BROSH: I work very old school – pencil sketches, then ink and brush. I was going to use a pen because I thought it fits better with the emotionally restrained tone of the comic but a girl I was sharing my studio space with talked me out of it when I did some exploration sketches (thank you Suzie). I colour digitally.
I used a model for the guy; I got a friend to come to the studio for a whole day and took lots of photos of him in various poses for reference. I used a different model for the guy’s face and for Eva (his girlfriend) and photographic references for a lot of the details I used in the room. It was a challenge for me to draw the room from so many different angles and remain true to how it looked so I created a very (very) simple 3D model so I can rotate and choose the right ‘camera’ angle for each drawing. The last spread was very labour intensive as I draw individual elements separately and then collaged them digitally.
AO: As someone relatively new to the comics self-publishing world what advice would you have for those just starting out on producing their small press work? What has worked for you in promoting your work and getting it out to audiences?
BROSH: I am not sure I should be giving anyone advice on this as I feel clueless myself but the thing I feel worked well with Flat Filters was doing exactly what we wanted no compromises whatsoever. I normally work for clients so I am used to considering lots of factors like other people’s opinions, audiences, profitability, marketability, etc. This time I just did whatever I wanted even if it seemed completely out there.
Preparing for the Flat Filters exhibition at Burley Fisher Books
AO: You tabled last year at ELCAF with Flat Filters. What was that experience like in terms of interacting with potential readers for the first time? What has reaction to Flat Filters been like from those who have picked it up?

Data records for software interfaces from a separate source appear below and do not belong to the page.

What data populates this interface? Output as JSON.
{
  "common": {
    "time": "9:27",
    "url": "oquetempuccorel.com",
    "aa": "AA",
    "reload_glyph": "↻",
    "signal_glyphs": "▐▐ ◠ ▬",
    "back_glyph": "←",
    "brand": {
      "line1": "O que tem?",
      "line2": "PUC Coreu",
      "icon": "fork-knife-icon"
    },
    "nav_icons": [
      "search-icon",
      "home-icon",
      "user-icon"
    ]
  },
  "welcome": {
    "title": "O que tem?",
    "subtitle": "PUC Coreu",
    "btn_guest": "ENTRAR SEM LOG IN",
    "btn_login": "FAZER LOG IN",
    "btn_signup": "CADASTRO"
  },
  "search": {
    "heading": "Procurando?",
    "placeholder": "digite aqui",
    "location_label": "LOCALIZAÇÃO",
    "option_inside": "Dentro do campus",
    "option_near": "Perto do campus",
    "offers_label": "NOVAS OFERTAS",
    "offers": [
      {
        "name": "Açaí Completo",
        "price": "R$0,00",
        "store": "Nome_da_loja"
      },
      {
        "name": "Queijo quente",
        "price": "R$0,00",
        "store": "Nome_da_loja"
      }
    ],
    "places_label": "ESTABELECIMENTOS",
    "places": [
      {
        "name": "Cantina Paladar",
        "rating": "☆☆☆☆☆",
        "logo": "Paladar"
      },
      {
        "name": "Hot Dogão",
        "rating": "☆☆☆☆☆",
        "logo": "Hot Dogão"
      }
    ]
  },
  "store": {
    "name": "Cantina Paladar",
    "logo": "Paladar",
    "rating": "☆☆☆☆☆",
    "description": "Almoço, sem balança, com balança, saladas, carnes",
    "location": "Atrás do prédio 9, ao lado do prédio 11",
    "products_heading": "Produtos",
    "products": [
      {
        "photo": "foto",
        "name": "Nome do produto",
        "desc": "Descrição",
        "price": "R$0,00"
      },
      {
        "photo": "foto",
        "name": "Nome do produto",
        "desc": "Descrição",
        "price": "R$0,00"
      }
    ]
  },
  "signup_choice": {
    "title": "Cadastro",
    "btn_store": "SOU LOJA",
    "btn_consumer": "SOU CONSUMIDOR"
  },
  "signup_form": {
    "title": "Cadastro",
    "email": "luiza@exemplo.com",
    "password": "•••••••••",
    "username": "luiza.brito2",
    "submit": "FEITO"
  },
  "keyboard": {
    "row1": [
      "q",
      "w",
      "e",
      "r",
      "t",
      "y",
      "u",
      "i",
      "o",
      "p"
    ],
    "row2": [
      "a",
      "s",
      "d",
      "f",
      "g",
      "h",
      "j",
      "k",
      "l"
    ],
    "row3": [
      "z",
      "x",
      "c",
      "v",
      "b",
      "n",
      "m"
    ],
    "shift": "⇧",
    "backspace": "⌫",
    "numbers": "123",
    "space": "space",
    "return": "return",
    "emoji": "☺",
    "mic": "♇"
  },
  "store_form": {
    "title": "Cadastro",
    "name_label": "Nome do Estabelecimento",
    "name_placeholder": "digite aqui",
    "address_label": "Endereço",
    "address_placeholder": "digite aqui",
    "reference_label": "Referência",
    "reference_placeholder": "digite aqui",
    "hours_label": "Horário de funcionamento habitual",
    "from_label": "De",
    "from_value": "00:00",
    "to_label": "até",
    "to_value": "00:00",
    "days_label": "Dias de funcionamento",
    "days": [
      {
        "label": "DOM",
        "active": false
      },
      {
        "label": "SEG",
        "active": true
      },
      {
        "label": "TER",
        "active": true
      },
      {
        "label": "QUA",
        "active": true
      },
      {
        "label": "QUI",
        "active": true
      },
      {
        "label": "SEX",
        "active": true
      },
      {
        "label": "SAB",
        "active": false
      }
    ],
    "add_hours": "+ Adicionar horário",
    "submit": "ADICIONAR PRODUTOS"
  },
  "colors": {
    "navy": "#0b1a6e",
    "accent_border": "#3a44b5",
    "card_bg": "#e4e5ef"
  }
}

BROSH: I am quite shy in person and to be honest I found it difficult to talk to others at ELCAF. I also just had a baby three months earlier so this was our first time apart (I had to hide between the benches of the round chapel and pump milk for her!) which made me a bit distracted. Luckily Chino is very chatty so he spoke to people and met quite a lot of other artists. The main reactions we got is how professional it looked for a debut and how beautifully printed it was.
AO: Are you working on any new comics at the moment? Or do you have any future comics projects planned that you can talk about either as solo projects or collaborations?
BROSH: I have three things on the go although all three are going very slow. One is a solo project I’ve started a couple of years ago, which based on my personal life and is abstract and textless. The other is a short I am working on with my sister who is a writer, and the third is another project of a similar length to FF with Chino, it is still very initial stages. I’m hoping I will have something ready at the beginning of 2021.
AO: And finally, given the challenges that 2020 has had for us all how have the last few months impacted on your practice? In what ways have you had to adapt to the ever changing realities of this year?
BROSH: It had a massive impact on me. I took a year off work to look after my baby, which in itself had a huge impact on my life, and that was going to end at the beginning of March. As I was getting ready to start working again everything started deteriorating with Covid. Consequently my baby couldn’t start nursery and I couldn’t do almost anything creative as I haven’t mentally got out of the baby ‘head’ or had the actual time to focus on any significant drawing project. I’m hoping that now schools / nurseries have reopened I will be able to get back into creating, I really miss it.
Interview by Andy Oliver